Ephemeral disks, also called Instance Store volumes, whether NVMe or SATA SSD or HDD don't persist across an instance stop/start because that action deallocates the hardware associated with the instance on stop and reallocates it on start.
The instance store is also wiped, so that the next instance to receive that hardware can't access what you stored. For example, In EC2, content on NVMe drives is also transparently encrypted, with service-managed keys, and the encryption keys are wiped when the instance is stopped.
These volumes do persist across a normal reboot, just not a stop/start. When you "stop" an EC2 instance, the billing for the instance also stops, because a stopped instance exists only logically& not physically. A stopped EC2 instance is assigned to no physical equipment &this is the problem we at Tessell wanted to solve and provide a high performant, durable database with NVMe storage.
Here, Tessell with HPC comes in with its deep expertise in database and storage management to provide data durability & guaranteed SLA’s while getting the best performance out of NVMe storage.
Our patented technology enable snapshots & continuous backup of transaction logs through our Tessell Availability Machine which is provisioned by default when you create any Tessell database service making High performance NVMe based storage to be used for databases in a managed services way.
Tessell Availability Machine does much more than just this, more about it here.
Database are deployed as per best practices on storage optimised instances via Tessell control plane. Data deployed on NVMe drives consists of data as well as log files. Data blocks fromNVMe storage are continuously synced to AWS EBS/Azure Disks using Tessell Engine for availability.
Transactional logs (Committed Transactions but not archived) are configured with one copy on NVMe storage and other on persistent storage like AWS EBS/Azure Disks.

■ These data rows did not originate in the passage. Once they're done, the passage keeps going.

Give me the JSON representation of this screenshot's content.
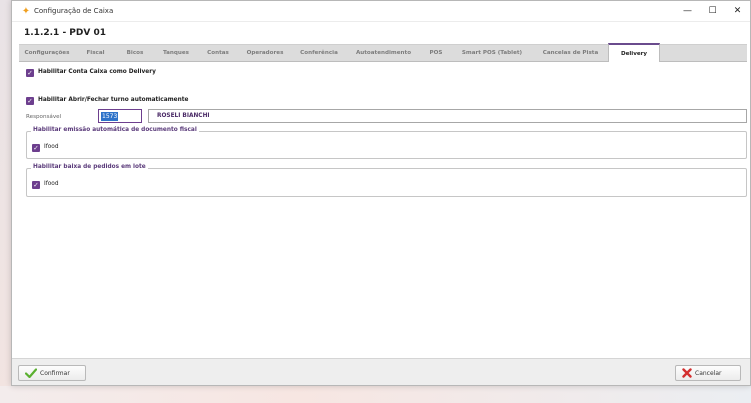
{
  "window": {
    "title": "Configuração de Caixa",
    "app_icon": "star-logo-icon",
    "controls": {
      "minimize": "—",
      "maximize": "☐",
      "close": "✕"
    }
  },
  "form": {
    "title": "1.1.2.1 - PDV 01"
  },
  "tabs": [
    {
      "label": "Configurações"
    },
    {
      "label": "Fiscal"
    },
    {
      "label": "Bicos"
    },
    {
      "label": "Tanques"
    },
    {
      "label": "Contas"
    },
    {
      "label": "Operadores"
    },
    {
      "label": "Conferência"
    },
    {
      "label": "Autoatendimento"
    },
    {
      "label": "POS"
    },
    {
      "label": "Smart POS (Tablet)"
    },
    {
      "label": "Cancelas de Pista"
    },
    {
      "label": "Delivery"
    }
  ],
  "active_tab": "Delivery",
  "delivery": {
    "enable_account_label": "Habilitar Conta Caixa como Delivery",
    "enable_account_checked": true,
    "auto_shift_label": "Habilitar Abrir/Fechar turno automaticamente",
    "auto_shift_checked": true,
    "responsible_label": "Responsável",
    "responsible_code": "1573",
    "responsible_name": "ROSELI BIANCHI",
    "fiscal_group": {
      "legend": "Habilitar emissão automática de documento fiscal",
      "items": [
        {
          "label": "Ifood",
          "checked": true
        }
      ]
    },
    "batch_group": {
      "legend": "Habilitar baixa de pedidos em lote",
      "items": [
        {
          "label": "Ifood",
          "checked": true
        }
      ]
    }
  },
  "footer": {
    "confirm_label": "Confirmar",
    "cancel_label": "Cancelar"
  },
  "colors": {
    "accent": "#6d3f8e",
    "selection": "#2d73c9",
    "confirm_icon": "#5ab030",
    "cancel_icon": "#d32f2f"
  },
  "checkmark": "✓"
}
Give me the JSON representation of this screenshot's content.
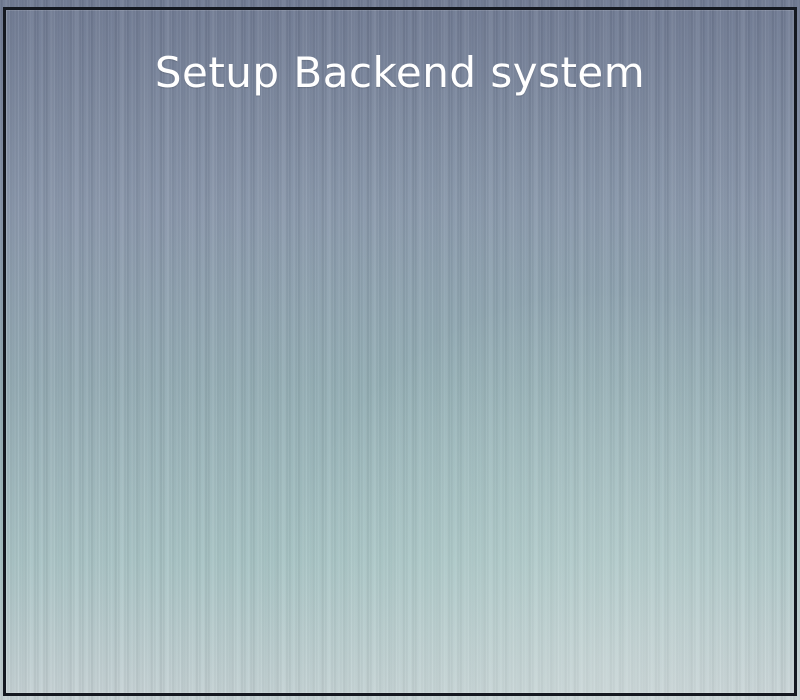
{
  "window": {
    "title": "Setup Backend system"
  },
  "colors": {
    "background_top": "#6f7a93",
    "background_bottom": "#c7d3d6",
    "border": "#141820",
    "title_text": "#ffffff"
  }
}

To provide better durability, Transactions logs are copied from AWS EBS/ Azure Disks to S3/Blob storage at regular intervals.
Every 24 Hrs, Transaction logs are deleted from AWS EBS/ Azure Disks to control storage cost (one copy of data already exists on S3/Blob).
Tessell disrupts the cloudDBaaS space by internally segregating primary storage, which is the NVMe local storage, from the secondary storage, which is the EBS cloud volume. While theNVMe-based primary storage is used to handle application workloads, the EBS volume-based secondary storage can be provisioned only on-demand to take backups, and snapshots and manage other secondary needs.
Leveraging all mentioned data components, Tessell can restore your critical database up to the last committed transaction post any failure (stop/crash) for you mission critical workloads which would like to have multi-HA deployment but if you have a single instance database like Tier-2 or Tier-3 databases, then RPO is still less than 5 min (on par with RDS) and RTO will be proportional to the database size.
By bringing durability and persistence to the ephemeral, high-performance NVMe storage, Tessell offers upto 10x cloud database performance at 3-6x lower costs.
Tessell Performance Benchmarks
Over a period of time we& our customers have benchmarked our High Performance database offerings and it has always outperformed existing managed database service by a considerablemargin while giving you additional benefits with cost.
Our benchmarks are repeatable, verifiable & consistent.
In this blog, we learned about the basics of NVMe and how consolidating your database workloads to NVMe can help maximise existing hardware, due to its incredible efficiency and near-zero IO wait times, which allows you to use fewer CPU cores to achieve the same transactional throughput.
Tessell packages all the best in class features of High Performance Compute and a superior storage in a managed service while delivering on SLA’s, RPO & RTO with reduced infrastructure costs.
Say goodbye to a tight coupling of performance & cost with Tessell High performance database service.
To try out Tessell’s High Performance database service please sign up here.